*RECORDS SUPPLIED:*
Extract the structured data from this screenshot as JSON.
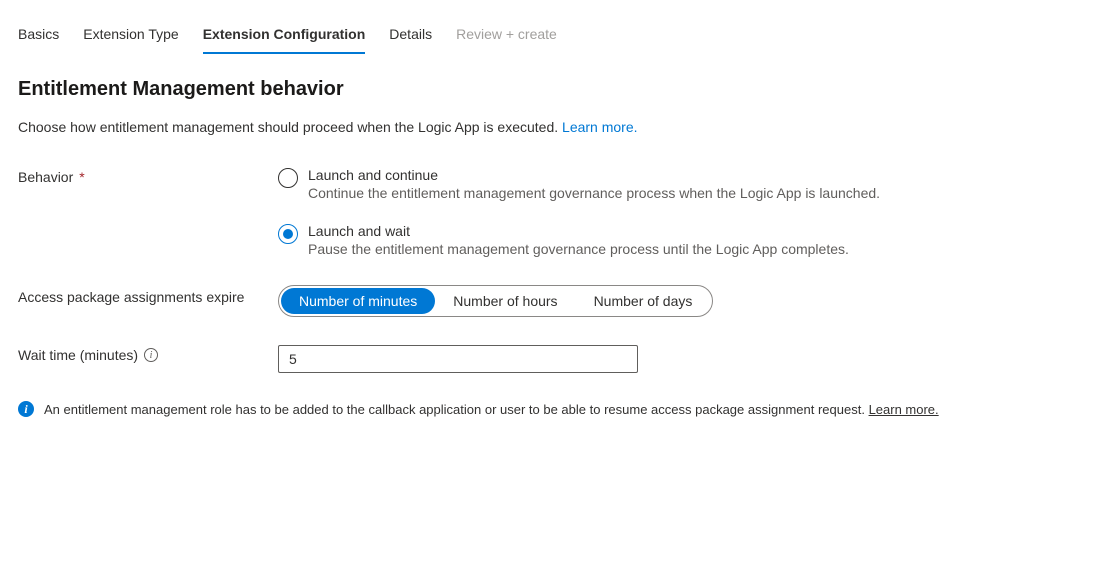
{
  "tabs": {
    "basics": "Basics",
    "extension_type": "Extension Type",
    "extension_configuration": "Extension Configuration",
    "details": "Details",
    "review_create": "Review + create"
  },
  "section": {
    "title": "Entitlement Management behavior",
    "description": "Choose how entitlement management should proceed when the Logic App is executed. ",
    "learn_more": "Learn more."
  },
  "behavior": {
    "label": "Behavior",
    "options": {
      "launch_continue": {
        "label": "Launch and continue",
        "desc": "Continue the entitlement management governance process when the Logic App is launched."
      },
      "launch_wait": {
        "label": "Launch and wait",
        "desc": "Pause the entitlement management governance process until the Logic App completes."
      }
    }
  },
  "expire": {
    "label": "Access package assignments expire",
    "options": {
      "minutes": "Number of minutes",
      "hours": "Number of hours",
      "days": "Number of days"
    }
  },
  "wait_time": {
    "label": "Wait time (minutes)",
    "value": "5"
  },
  "info": {
    "text": "An entitlement management role has to be added to the callback application or user to be able to resume access package assignment request. ",
    "learn_more": "Learn more."
  }
}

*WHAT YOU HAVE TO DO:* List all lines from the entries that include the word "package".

*WRITTEN REPLY:*
    "label": "Access package assignments expire",
    "text": "An entitlement management role has to be added to the callback application or user to be able to resume access package assignment request. ",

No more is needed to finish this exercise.